» Exercise description:
Return the records verbatim.

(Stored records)
· · ·
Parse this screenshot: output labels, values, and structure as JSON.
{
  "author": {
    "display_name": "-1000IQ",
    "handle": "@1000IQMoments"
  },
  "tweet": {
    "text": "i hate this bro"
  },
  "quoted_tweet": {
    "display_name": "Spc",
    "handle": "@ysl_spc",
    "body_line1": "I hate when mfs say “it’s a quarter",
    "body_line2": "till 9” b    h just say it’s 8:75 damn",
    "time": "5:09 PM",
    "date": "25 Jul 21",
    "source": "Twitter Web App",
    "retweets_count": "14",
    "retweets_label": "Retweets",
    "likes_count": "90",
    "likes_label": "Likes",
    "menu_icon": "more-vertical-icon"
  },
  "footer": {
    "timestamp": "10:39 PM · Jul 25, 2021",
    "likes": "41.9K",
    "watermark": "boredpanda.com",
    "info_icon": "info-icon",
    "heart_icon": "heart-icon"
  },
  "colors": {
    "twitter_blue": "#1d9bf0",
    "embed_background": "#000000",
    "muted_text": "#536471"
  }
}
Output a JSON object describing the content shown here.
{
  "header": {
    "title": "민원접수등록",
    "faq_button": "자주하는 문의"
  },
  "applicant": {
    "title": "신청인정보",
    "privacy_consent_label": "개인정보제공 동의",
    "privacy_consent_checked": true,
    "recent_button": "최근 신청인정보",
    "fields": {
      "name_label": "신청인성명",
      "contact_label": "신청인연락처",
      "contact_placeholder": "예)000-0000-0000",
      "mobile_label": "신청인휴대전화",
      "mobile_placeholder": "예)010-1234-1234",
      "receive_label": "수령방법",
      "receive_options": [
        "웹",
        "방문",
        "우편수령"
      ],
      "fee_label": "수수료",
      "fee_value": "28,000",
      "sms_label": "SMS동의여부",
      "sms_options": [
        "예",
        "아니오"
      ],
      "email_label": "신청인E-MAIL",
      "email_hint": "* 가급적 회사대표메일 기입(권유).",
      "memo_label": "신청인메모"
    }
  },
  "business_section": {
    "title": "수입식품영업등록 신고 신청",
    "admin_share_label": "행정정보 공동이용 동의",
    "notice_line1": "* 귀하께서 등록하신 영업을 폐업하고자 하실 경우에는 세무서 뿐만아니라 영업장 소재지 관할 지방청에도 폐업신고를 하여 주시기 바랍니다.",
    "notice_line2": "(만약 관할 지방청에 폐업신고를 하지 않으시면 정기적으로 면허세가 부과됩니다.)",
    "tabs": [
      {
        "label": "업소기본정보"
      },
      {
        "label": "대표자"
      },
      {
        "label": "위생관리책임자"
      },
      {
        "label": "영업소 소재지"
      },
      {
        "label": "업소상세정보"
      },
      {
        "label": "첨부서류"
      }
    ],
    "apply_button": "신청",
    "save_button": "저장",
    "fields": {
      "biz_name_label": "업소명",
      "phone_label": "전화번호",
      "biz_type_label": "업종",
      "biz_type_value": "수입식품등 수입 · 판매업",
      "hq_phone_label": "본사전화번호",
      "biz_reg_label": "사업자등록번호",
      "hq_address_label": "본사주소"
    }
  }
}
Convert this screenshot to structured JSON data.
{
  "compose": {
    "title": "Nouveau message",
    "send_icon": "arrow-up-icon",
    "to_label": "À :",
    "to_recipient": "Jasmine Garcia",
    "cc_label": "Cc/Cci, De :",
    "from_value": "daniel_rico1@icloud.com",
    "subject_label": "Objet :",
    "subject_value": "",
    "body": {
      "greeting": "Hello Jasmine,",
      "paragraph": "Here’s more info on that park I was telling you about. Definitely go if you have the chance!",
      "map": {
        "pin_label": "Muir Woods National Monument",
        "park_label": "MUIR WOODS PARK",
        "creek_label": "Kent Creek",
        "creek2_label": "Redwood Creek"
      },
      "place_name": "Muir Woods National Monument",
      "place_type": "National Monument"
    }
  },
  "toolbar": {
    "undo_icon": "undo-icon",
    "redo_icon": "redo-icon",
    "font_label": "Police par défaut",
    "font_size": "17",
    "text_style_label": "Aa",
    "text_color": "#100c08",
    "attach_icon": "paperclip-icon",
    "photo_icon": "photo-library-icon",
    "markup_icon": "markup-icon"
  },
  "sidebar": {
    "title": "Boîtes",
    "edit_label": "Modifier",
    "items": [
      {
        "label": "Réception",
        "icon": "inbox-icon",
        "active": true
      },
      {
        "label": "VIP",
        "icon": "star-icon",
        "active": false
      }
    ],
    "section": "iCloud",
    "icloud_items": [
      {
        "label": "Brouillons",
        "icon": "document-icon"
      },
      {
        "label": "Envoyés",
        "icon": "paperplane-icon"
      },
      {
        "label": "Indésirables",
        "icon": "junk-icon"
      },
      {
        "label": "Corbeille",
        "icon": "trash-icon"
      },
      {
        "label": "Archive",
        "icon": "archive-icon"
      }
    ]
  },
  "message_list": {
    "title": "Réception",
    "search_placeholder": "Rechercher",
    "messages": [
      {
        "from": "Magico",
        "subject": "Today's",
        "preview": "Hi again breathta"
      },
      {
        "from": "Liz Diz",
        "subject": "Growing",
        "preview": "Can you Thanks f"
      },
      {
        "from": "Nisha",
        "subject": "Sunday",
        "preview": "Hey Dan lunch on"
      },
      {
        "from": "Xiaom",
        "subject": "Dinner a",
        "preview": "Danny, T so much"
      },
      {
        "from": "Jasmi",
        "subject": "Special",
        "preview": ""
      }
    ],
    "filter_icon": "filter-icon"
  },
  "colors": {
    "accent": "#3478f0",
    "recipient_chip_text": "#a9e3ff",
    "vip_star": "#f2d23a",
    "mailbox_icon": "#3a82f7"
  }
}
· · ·
» Finished task:
Parse this screenshot: output labels, values, and structure as JSON.
{
  "author": {
    "display_name": "-1000IQ",
    "handle": "@1000IQMoments"
  },
  "tweet": {
    "text": "i hate this bro"
  },
  "quoted_tweet": {
    "display_name": "Spc",
    "handle": "@ysl_spc",
    "body_line1": "I hate when mfs say “it’s a quarter",
    "body_line2": "till 9” b    h just say it’s 8:75 damn",
    "time": "5:09 PM",
    "date": "25 Jul 21",
    "source": "Twitter Web App",
    "retweets_count": "14",
    "retweets_label": "Retweets",
    "likes_count": "90",
    "likes_label": "Likes",
    "menu_icon": "more-vertical-icon"
  },
  "footer": {
    "timestamp": "10:39 PM · Jul 25, 2021",
    "likes": "41.9K",
    "watermark": "boredpanda.com",
    "info_icon": "info-icon",
    "heart_icon": "heart-icon"
  },
  "colors": {
    "twitter_blue": "#1d9bf0",
    "embed_background": "#000000",
    "muted_text": "#536471"
  }
}
Output a JSON object describing the content shown here.
{
  "header": {
    "title": "민원접수등록",
    "faq_button": "자주하는 문의"
  },
  "applicant": {
    "title": "신청인정보",
    "privacy_consent_label": "개인정보제공 동의",
    "privacy_consent_checked": true,
    "recent_button": "최근 신청인정보",
    "fields": {
      "name_label": "신청인성명",
      "contact_label": "신청인연락처",
      "contact_placeholder": "예)000-0000-0000",
      "mobile_label": "신청인휴대전화",
      "mobile_placeholder": "예)010-1234-1234",
      "receive_label": "수령방법",
      "receive_options": [
        "웹",
        "방문",
        "우편수령"
      ],
      "fee_label": "수수료",
      "fee_value": "28,000",
      "sms_label": "SMS동의여부",
      "sms_options": [
        "예",
        "아니오"
      ],
      "email_label": "신청인E-MAIL",
      "email_hint": "* 가급적 회사대표메일 기입(권유).",
      "memo_label": "신청인메모"
    }
  },
  "business_section": {
    "title": "수입식품영업등록 신고 신청",
    "admin_share_label": "행정정보 공동이용 동의",
    "notice_line1": "* 귀하께서 등록하신 영업을 폐업하고자 하실 경우에는 세무서 뿐만아니라 영업장 소재지 관할 지방청에도 폐업신고를 하여 주시기 바랍니다.",
    "notice_line2": "(만약 관할 지방청에 폐업신고를 하지 않으시면 정기적으로 면허세가 부과됩니다.)",
    "tabs": [
      {
        "label": "업소기본정보"
      },
      {
        "label": "대표자"
      },
      {
        "label": "위생관리책임자"
      },
      {
        "label": "영업소 소재지"
      },
      {
        "label": "업소상세정보"
      },
      {
        "label": "첨부서류"
      }
    ],
    "apply_button": "신청",
    "save_button": "저장",
    "fields": {
      "biz_name_label": "업소명",
      "phone_label": "전화번호",
      "biz_type_label": "업종",
      "biz_type_value": "수입식품등 수입 · 판매업",
      "hq_phone_label": "본사전화번호",
      "biz_reg_label": "사업자등록번호",
      "hq_address_label": "본사주소"
    }
  }
}
Convert this screenshot to structured JSON data.
{
  "compose": {
    "title": "Nouveau message",
    "send_icon": "arrow-up-icon",
    "to_label": "À :",
    "to_recipient": "Jasmine Garcia",
    "cc_label": "Cc/Cci, De :",
    "from_value": "daniel_rico1@icloud.com",
    "subject_label": "Objet :",
    "subject_value": "",
    "body": {
      "greeting": "Hello Jasmine,",
      "paragraph": "Here’s more info on that park I was telling you about. Definitely go if you have the chance!",
      "map": {
        "pin_label": "Muir Woods National Monument",
        "park_label": "MUIR WOODS PARK",
        "creek_label": "Kent Creek",
        "creek2_label": "Redwood Creek"
      },
      "place_name": "Muir Woods National Monument",
      "place_type": "National Monument"
    }
  },
  "toolbar": {
    "undo_icon": "undo-icon",
    "redo_icon": "redo-icon",
    "font_label": "Police par défaut",
    "font_size": "17",
    "text_style_label": "Aa",
    "text_color": "#100c08",
    "attach_icon": "paperclip-icon",
    "photo_icon": "photo-library-icon",
    "markup_icon": "markup-icon"
  },
  "sidebar": {
    "title": "Boîtes",
    "edit_label": "Modifier",
    "items": [
      {
        "label": "Réception",
        "icon": "inbox-icon",
        "active": true
      },
      {
        "label": "VIP",
        "icon": "star-icon",
        "active": false
      }
    ],
    "section": "iCloud",
    "icloud_items": [
      {
        "label": "Brouillons",
        "icon": "document-icon"
      },
      {
        "label": "Envoyés",
        "icon": "paperplane-icon"
      },
      {
        "label": "Indésirables",
        "icon": "junk-icon"
      },
      {
        "label": "Corbeille",
        "icon": "trash-icon"
      },
      {
        "label": "Archive",
        "icon": "archive-icon"
      }
    ]
  },
  "message_list": {
    "title": "Réception",
    "search_placeholder": "Rechercher",
    "messages": [
      {
        "from": "Magico",
        "subject": "Today's",
        "preview": "Hi again breathta"
      },
      {
        "from": "Liz Diz",
        "subject": "Growing",
        "preview": "Can you Thanks f"
      },
      {
        "from": "Nisha",
        "subject": "Sunday",
        "preview": "Hey Dan lunch on"
      },
      {
        "from": "Xiaom",
        "subject": "Dinner a",
        "preview": "Danny, T so much"
      },
      {
        "from": "Jasmi",
        "subject": "Special",
        "preview": ""
      }
    ],
    "filter_icon": "filter-icon"
  },
  "colors": {
    "accent": "#3478f0",
    "recipient_chip_text": "#a9e3ff",
    "vip_star": "#f2d23a",
    "mailbox_icon": "#3a82f7"
  }
}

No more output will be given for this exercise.